Component data from apps and pages:

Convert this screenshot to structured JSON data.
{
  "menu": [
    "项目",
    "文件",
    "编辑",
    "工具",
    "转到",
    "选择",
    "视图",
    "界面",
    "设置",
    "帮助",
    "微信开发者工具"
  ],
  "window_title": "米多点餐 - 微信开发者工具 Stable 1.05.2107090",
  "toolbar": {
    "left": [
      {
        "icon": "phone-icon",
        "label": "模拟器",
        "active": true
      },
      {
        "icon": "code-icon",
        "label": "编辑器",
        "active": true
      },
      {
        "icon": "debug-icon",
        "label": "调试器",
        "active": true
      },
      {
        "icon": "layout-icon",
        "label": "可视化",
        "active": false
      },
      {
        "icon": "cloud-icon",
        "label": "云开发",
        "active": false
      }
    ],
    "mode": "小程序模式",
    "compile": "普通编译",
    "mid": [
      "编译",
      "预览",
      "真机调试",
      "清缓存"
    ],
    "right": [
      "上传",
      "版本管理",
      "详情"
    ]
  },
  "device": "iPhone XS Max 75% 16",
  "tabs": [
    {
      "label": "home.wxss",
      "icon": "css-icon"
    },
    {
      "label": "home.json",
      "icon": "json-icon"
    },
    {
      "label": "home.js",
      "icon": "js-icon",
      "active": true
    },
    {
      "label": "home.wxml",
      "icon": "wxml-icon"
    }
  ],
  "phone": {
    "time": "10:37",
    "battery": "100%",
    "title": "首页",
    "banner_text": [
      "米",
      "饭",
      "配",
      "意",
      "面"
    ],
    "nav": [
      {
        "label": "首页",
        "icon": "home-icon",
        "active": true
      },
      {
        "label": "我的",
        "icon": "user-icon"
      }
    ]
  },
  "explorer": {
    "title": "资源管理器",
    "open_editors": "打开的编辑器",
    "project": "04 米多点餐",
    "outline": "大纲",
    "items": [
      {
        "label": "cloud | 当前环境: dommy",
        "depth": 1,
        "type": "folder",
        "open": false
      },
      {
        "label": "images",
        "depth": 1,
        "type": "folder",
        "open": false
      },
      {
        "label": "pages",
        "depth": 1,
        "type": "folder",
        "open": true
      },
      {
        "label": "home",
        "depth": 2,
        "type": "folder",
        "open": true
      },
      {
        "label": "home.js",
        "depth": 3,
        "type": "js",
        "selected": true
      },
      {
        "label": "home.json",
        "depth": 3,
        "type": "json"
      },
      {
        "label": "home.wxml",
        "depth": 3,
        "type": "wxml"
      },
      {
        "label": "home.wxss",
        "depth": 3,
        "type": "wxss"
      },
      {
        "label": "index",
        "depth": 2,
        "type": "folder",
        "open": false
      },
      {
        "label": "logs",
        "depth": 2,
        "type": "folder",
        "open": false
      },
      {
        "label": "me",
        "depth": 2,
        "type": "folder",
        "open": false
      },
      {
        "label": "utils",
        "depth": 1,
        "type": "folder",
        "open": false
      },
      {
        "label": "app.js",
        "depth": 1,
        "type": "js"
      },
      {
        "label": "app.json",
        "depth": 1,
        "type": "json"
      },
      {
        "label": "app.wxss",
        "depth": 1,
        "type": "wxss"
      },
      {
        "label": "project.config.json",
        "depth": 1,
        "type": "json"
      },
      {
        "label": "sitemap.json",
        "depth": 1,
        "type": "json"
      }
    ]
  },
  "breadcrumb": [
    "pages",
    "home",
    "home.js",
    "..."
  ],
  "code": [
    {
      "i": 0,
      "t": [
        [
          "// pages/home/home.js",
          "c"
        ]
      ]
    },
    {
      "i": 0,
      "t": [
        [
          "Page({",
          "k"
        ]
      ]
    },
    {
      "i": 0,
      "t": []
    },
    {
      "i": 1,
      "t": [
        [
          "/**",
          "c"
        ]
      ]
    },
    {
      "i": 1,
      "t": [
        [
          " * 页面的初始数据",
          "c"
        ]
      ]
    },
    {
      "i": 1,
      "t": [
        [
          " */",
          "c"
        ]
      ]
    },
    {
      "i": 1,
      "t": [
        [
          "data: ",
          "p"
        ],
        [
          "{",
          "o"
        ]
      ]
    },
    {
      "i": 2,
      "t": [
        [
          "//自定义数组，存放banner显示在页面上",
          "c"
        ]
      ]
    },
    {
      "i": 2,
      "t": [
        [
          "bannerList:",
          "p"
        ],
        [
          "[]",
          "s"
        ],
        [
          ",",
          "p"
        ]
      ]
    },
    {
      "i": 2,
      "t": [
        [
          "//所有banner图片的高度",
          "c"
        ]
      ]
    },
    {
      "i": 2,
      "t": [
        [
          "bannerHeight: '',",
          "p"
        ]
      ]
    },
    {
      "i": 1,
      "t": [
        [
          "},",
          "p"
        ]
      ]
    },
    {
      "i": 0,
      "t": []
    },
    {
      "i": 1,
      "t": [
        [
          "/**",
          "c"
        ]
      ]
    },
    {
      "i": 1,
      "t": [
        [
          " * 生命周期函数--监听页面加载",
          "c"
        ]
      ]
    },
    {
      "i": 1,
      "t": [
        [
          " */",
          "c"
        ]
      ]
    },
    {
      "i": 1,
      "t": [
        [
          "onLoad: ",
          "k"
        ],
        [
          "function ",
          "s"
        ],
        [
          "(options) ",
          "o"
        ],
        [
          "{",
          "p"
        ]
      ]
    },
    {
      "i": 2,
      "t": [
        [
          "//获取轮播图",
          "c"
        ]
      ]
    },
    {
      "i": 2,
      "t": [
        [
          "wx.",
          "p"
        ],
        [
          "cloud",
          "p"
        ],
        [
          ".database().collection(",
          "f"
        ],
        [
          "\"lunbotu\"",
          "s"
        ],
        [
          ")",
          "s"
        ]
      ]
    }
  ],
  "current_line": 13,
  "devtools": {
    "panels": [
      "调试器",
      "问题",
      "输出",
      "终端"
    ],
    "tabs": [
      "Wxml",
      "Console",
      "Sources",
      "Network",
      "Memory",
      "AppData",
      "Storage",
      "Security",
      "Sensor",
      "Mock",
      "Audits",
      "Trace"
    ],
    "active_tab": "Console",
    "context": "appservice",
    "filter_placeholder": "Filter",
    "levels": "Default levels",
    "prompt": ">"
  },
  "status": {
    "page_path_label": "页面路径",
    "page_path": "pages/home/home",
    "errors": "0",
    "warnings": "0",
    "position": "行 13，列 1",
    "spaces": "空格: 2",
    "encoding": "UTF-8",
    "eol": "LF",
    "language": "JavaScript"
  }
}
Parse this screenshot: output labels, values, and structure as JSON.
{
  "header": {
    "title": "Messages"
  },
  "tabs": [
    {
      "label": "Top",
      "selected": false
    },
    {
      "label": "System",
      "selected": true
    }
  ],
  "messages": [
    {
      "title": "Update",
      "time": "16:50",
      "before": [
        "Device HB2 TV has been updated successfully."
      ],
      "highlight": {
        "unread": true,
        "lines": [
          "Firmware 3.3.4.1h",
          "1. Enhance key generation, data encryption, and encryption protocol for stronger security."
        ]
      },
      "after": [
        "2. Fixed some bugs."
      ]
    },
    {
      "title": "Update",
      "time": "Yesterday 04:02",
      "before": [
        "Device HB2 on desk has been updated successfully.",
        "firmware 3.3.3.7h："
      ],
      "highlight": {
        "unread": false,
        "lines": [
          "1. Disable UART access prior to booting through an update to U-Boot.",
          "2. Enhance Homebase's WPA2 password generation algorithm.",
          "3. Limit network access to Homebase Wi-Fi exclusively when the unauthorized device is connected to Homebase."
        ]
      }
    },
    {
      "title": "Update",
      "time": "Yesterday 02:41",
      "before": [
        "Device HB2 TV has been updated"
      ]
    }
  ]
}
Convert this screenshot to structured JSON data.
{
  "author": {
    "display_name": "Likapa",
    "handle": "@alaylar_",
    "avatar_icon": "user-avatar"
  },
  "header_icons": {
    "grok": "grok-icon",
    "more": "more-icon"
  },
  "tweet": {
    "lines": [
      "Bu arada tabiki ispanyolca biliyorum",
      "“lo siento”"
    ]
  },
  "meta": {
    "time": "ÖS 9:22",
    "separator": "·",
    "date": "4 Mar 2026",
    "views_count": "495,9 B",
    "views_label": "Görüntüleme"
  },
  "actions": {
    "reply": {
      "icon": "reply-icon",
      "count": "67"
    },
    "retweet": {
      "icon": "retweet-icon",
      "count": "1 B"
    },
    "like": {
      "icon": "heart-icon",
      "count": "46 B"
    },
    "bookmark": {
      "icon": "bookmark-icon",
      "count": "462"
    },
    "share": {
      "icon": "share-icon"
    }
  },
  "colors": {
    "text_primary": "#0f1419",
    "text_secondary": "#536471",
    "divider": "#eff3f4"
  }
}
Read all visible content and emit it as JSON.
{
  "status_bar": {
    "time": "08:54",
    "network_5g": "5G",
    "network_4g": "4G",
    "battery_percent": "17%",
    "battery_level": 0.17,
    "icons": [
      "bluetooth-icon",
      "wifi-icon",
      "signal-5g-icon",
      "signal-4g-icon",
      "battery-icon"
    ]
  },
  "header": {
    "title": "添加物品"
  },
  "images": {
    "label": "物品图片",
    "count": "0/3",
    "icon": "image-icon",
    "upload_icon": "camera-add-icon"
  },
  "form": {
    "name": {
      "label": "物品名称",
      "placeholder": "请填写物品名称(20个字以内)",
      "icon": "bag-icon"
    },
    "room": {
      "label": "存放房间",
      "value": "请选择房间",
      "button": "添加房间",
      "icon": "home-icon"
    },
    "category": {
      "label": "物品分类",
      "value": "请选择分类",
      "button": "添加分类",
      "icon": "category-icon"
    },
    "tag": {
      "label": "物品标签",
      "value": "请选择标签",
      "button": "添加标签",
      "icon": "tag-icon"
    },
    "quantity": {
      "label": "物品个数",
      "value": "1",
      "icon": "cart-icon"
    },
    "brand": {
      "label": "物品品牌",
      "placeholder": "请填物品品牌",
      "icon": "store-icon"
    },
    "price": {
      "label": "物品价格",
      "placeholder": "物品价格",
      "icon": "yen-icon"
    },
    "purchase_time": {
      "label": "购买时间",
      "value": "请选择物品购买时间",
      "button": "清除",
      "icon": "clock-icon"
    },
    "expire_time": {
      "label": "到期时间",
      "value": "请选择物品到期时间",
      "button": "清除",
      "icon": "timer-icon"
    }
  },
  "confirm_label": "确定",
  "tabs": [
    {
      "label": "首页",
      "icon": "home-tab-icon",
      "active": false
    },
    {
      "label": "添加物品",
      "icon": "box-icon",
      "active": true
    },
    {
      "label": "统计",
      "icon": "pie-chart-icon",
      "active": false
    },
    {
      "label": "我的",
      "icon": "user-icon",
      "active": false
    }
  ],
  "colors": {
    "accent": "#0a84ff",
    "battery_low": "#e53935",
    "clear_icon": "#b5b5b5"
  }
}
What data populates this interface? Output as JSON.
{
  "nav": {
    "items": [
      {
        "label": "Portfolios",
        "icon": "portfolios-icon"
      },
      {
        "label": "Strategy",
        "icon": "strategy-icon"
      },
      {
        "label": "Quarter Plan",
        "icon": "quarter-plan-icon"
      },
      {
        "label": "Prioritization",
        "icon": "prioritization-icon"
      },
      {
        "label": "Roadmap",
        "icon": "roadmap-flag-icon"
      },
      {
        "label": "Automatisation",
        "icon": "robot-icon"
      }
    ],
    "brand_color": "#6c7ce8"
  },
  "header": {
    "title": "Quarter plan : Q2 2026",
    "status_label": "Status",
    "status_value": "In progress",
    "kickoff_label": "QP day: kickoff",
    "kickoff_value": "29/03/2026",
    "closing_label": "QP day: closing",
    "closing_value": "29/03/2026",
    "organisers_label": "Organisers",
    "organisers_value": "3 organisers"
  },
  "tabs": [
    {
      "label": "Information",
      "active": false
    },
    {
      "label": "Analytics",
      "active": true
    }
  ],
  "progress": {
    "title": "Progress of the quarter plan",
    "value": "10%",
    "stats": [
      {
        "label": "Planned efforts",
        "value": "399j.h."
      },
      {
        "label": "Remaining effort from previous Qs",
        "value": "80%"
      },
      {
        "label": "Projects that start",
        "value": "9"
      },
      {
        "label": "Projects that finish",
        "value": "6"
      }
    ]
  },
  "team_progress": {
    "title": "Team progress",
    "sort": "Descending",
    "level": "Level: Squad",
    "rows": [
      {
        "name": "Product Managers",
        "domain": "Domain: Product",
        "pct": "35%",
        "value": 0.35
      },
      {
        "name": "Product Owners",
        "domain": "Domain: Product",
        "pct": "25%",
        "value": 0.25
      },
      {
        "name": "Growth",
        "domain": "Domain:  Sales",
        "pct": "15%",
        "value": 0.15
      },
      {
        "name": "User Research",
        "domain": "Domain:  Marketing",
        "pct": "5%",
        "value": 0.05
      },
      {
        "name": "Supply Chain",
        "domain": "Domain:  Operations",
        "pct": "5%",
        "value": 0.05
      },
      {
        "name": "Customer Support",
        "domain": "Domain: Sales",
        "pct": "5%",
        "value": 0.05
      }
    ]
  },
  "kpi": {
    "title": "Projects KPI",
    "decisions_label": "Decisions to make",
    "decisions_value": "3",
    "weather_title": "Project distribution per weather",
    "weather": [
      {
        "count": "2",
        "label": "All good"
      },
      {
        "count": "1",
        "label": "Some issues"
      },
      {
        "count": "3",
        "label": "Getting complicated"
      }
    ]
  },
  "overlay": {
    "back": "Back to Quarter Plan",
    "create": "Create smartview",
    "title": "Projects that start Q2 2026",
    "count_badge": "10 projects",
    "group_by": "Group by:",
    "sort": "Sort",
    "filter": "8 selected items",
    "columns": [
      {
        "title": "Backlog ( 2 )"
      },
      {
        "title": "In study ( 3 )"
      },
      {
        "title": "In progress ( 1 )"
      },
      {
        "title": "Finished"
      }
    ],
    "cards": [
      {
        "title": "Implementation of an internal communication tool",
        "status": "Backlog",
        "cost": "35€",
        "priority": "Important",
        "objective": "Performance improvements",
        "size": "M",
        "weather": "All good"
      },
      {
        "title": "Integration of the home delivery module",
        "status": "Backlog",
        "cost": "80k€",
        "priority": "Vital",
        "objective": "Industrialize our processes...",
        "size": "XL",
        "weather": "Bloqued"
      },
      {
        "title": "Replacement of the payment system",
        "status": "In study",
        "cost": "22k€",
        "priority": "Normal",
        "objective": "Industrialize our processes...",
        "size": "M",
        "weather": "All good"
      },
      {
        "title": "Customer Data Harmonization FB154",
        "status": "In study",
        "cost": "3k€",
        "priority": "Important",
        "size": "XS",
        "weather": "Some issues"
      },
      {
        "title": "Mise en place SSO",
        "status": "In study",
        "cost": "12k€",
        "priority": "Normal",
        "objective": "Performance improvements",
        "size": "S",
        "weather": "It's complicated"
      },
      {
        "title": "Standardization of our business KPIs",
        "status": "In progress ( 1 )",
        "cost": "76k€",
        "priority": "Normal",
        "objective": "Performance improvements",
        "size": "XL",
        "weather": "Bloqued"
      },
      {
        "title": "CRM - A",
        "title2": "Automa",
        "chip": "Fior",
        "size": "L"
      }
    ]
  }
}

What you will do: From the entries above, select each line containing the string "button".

Solved problem:
      "button": "添加房间",
      "button": "添加分类",
      "button": "添加标签",
      "button": "清除",
      "button": "清除",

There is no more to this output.